(Page 2 of 5)
4. Vaccines cause autism.
In 1998 the British researcher Andrew Wakefield claimed in The Lancet that he had identified an association between vaccination against measles, mumps, and rubella (MMR) and the onset of autism. Thus was launched one of the more destructive health scares of recent years, in which tens of thousands of frightened parents refused to have their children vaccinated. Anti-vaccine cheerleaders such as the actress Jenny McCarthy fanned those fears.

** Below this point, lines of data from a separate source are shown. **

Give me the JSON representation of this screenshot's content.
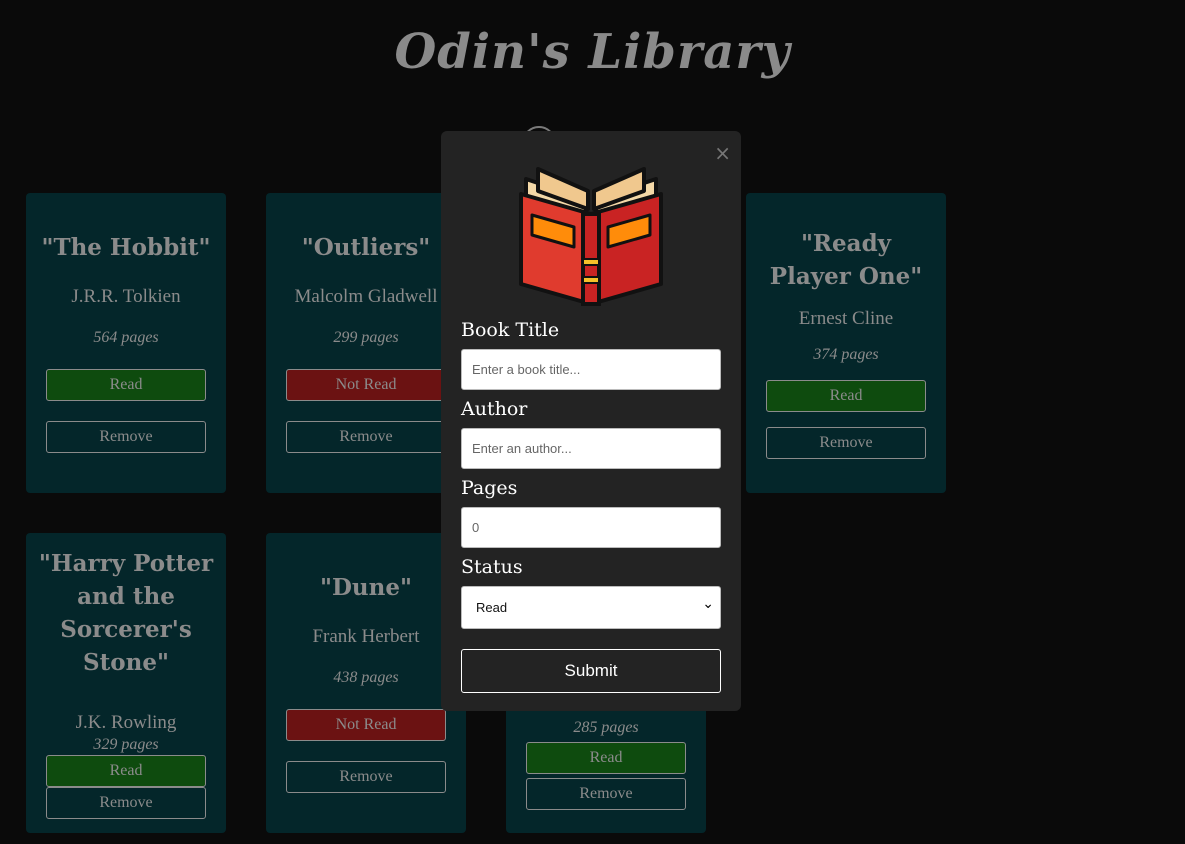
{
  "header": {
    "title": "Odin's Library"
  },
  "books": [
    {
      "title": "\"The Hobbit\"",
      "author": "J.R.R. Tolkien",
      "pages": "564 pages",
      "status": "Read",
      "remove": "Remove"
    },
    {
      "title": "\"Outliers\"",
      "author": "Malcolm Gladwell",
      "pages": "299 pages",
      "status": "Not Read",
      "remove": "Remove"
    },
    {
      "title": "\"Ready Player One\"",
      "author": "Ernest Cline",
      "pages": "374 pages",
      "status": "Read",
      "remove": "Remove"
    },
    {
      "title": "\"Harry Potter and the Sorcerer's Stone\"",
      "author": "J.K. Rowling",
      "pages": "329 pages",
      "status": "Read",
      "remove": "Remove"
    },
    {
      "title": "\"Dune\"",
      "author": "Frank Herbert",
      "pages": "438 pages",
      "status": "Not Read",
      "remove": "Remove"
    },
    {
      "title": "",
      "author": "",
      "pages": "285 pages",
      "status": "Read",
      "remove": "Remove"
    }
  ],
  "modal": {
    "close": "×",
    "title_label": "Book Title",
    "title_placeholder": "Enter a book title...",
    "author_label": "Author",
    "author_placeholder": "Enter an author...",
    "pages_label": "Pages",
    "pages_placeholder": "0",
    "status_label": "Status",
    "status_value": "Read",
    "submit": "Submit"
  },
  "colors": {
    "background": "#0a0a0a",
    "card": "#04262a",
    "read": "#0e4b0e",
    "not_read": "#6b1212",
    "modal": "#232323"
  },
  "icons": {
    "modal_illustration": "open-book-icon",
    "close": "close-icon",
    "select": "chevron-down-icon"
  }
}
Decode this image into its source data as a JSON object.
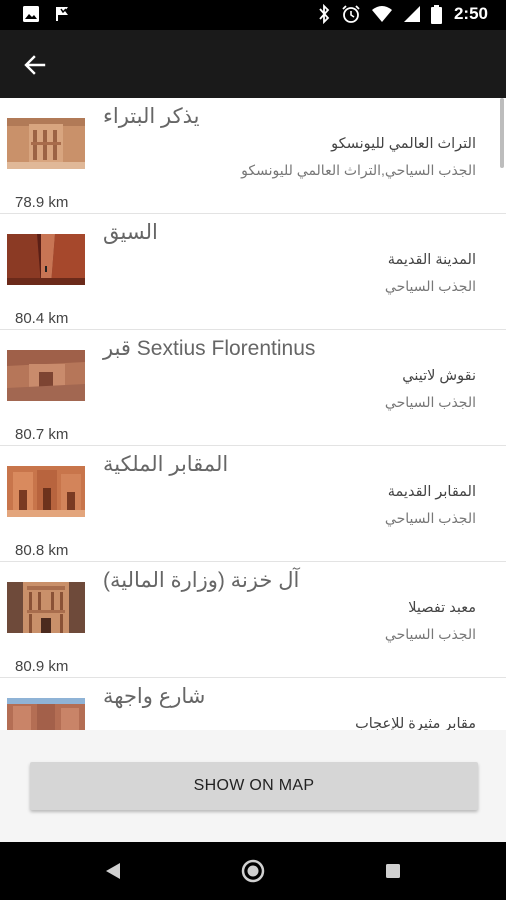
{
  "status_bar": {
    "time": "2:50"
  },
  "places": [
    {
      "title": "يذكر البتراء",
      "subtitle": "التراث العالمي لليونسكو",
      "category": "الجذب السياحي,التراث العالمي لليونسكو",
      "distance": "78.9 km"
    },
    {
      "title": "السيق",
      "subtitle": "المدينة القديمة",
      "category": "الجذب السياحي",
      "distance": "80.4 km"
    },
    {
      "title": "قبر Sextius Florentinus",
      "subtitle": "نقوش لاتيني",
      "category": "الجذب السياحي",
      "distance": "80.7 km"
    },
    {
      "title": "المقابر الملكية",
      "subtitle": "المقابر القديمة",
      "category": "الجذب السياحي",
      "distance": "80.8 km"
    },
    {
      "title": "آل خزنة (وزارة المالية)",
      "subtitle": "معبد تفصيلا",
      "category": "الجذب السياحي",
      "distance": "80.9 km"
    },
    {
      "title": "شارع واجهة",
      "subtitle": "مقابر مثيرة للإعجاب",
      "category": "",
      "distance": ""
    }
  ],
  "actions": {
    "show_on_map": "SHOW ON MAP"
  }
}
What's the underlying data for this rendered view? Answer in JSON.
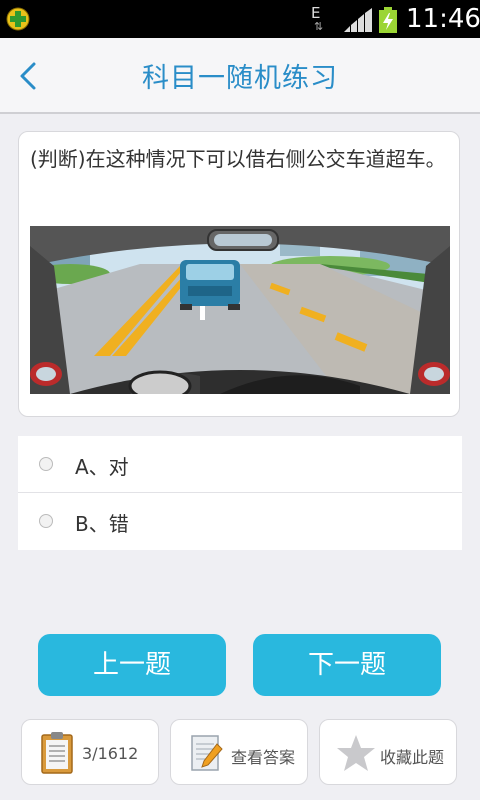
{
  "status_bar": {
    "network_indicator": "E",
    "time": "11:46"
  },
  "header": {
    "title": "科目一随机练习"
  },
  "question": {
    "text": "(判断)在这种情况下可以借右侧公交车道超车。"
  },
  "options": [
    {
      "label": "A、对"
    },
    {
      "label": "B、错"
    }
  ],
  "navigation": {
    "prev_label": "上一题",
    "next_label": "下一题"
  },
  "toolbar": {
    "progress": "3/1612",
    "view_answer_label": "查看答案",
    "favorite_label": "收藏此题"
  },
  "colors": {
    "accent": "#29b8de",
    "title": "#2a8dc8",
    "background": "#efeff3"
  },
  "icons": {
    "back": "chevron-left-icon",
    "progress": "clipboard-icon",
    "answer": "notepad-pencil-icon",
    "favorite": "star-icon"
  }
}
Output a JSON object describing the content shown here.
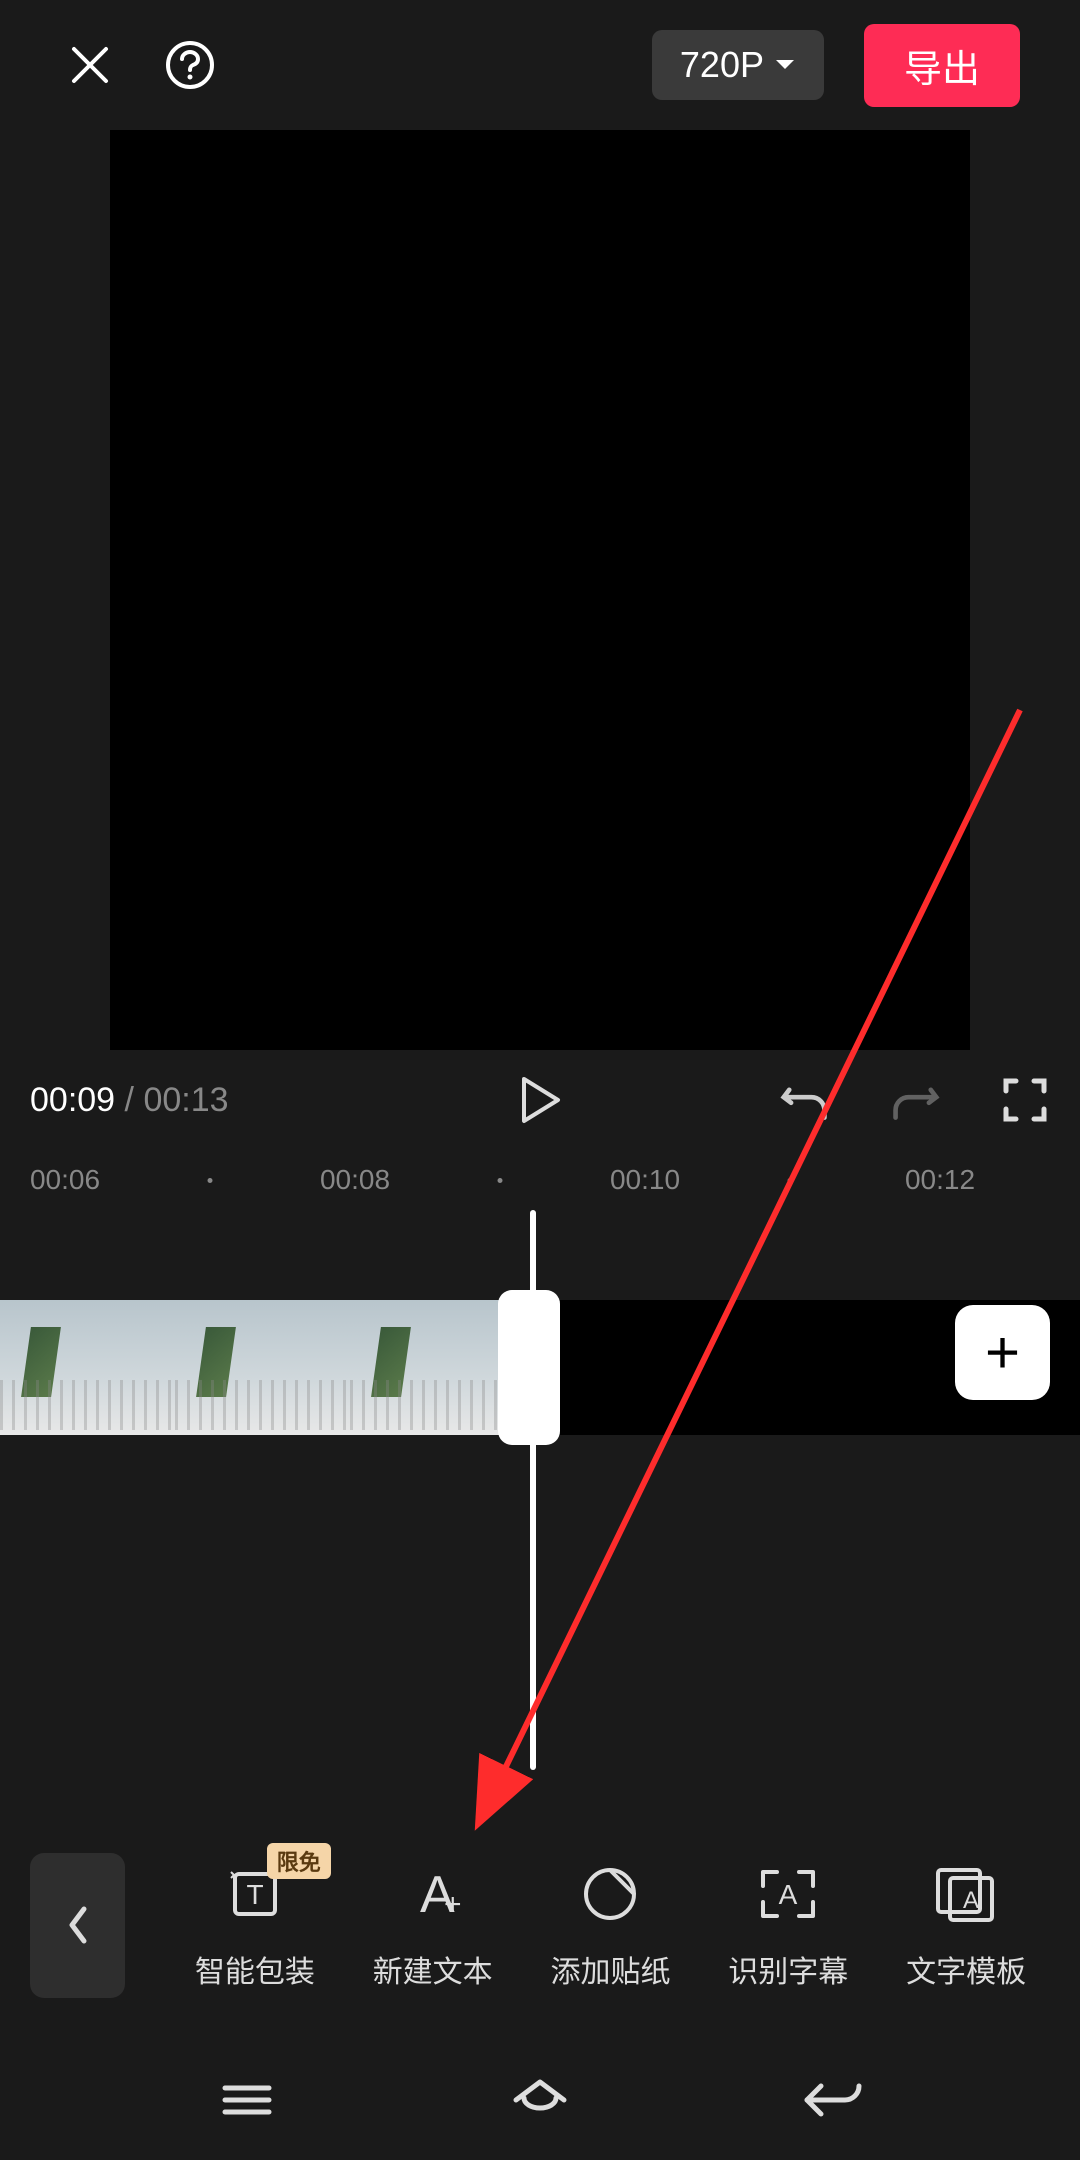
{
  "topbar": {
    "resolution_label": "720P",
    "export_label": "导出"
  },
  "player": {
    "current_time": "00:09",
    "total_time": "00:13",
    "separator": " / "
  },
  "ruler": {
    "marks": [
      "00:06",
      "00:08",
      "00:10",
      "00:12"
    ]
  },
  "toolbar": {
    "back_icon": "‹",
    "items": [
      {
        "label": "智能包装",
        "badge": "限免",
        "icon": "smart-pack"
      },
      {
        "label": "新建文本",
        "icon": "new-text"
      },
      {
        "label": "添加贴纸",
        "icon": "sticker"
      },
      {
        "label": "识别字幕",
        "icon": "subtitle"
      },
      {
        "label": "文字模板",
        "icon": "text-template"
      }
    ]
  },
  "add_clip_label": "+"
}
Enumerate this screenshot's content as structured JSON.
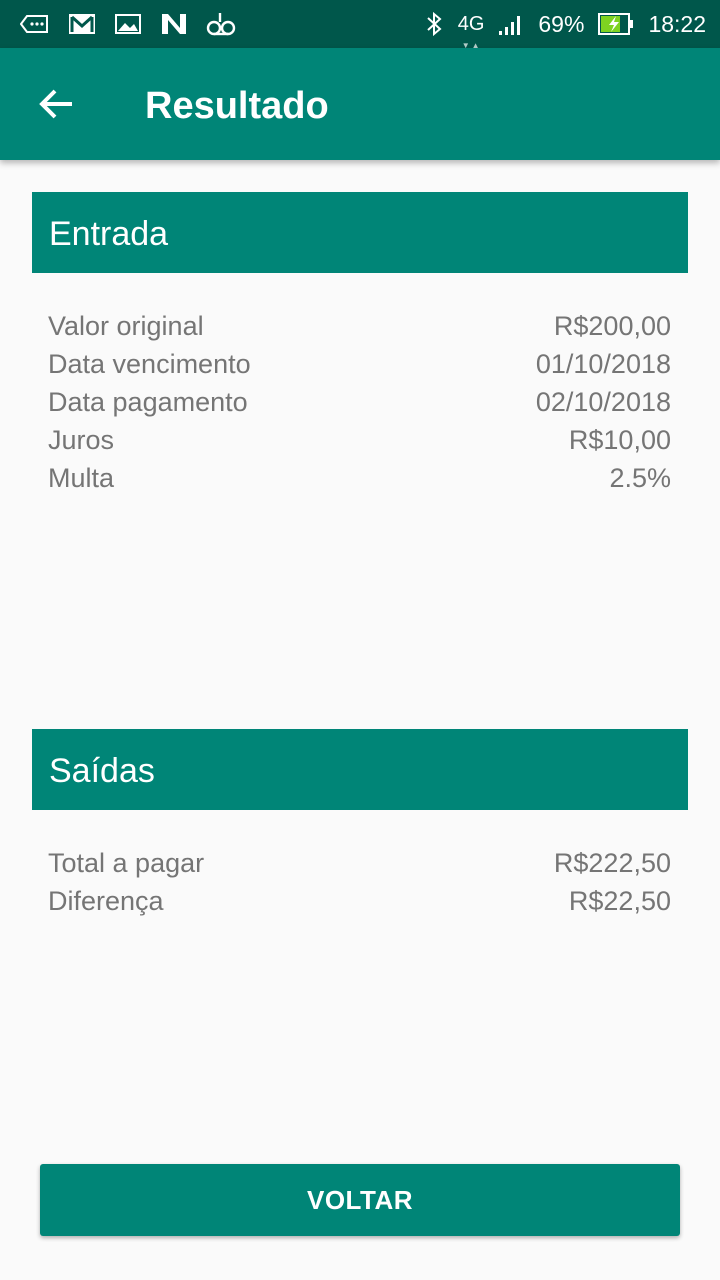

Years of research and numerous studies have thoroughly debunked this scare. For example, the Institute of Medicine issued a 2011 report, "Adverse Effects of Vaccines," that found no association between MMR vaccination and autism. The Centers for Disease Control and Prevention agrees that "there is no relationship between vaccines containing thimerosal and autism rates in children." The Lancet finally retracted the infamous Wakefield study in 2010. Also in 2010, Britain's General Medical Council banned Wakefield from the practice of medicine after concluding that his paper had been not just inaccurate but dishonest.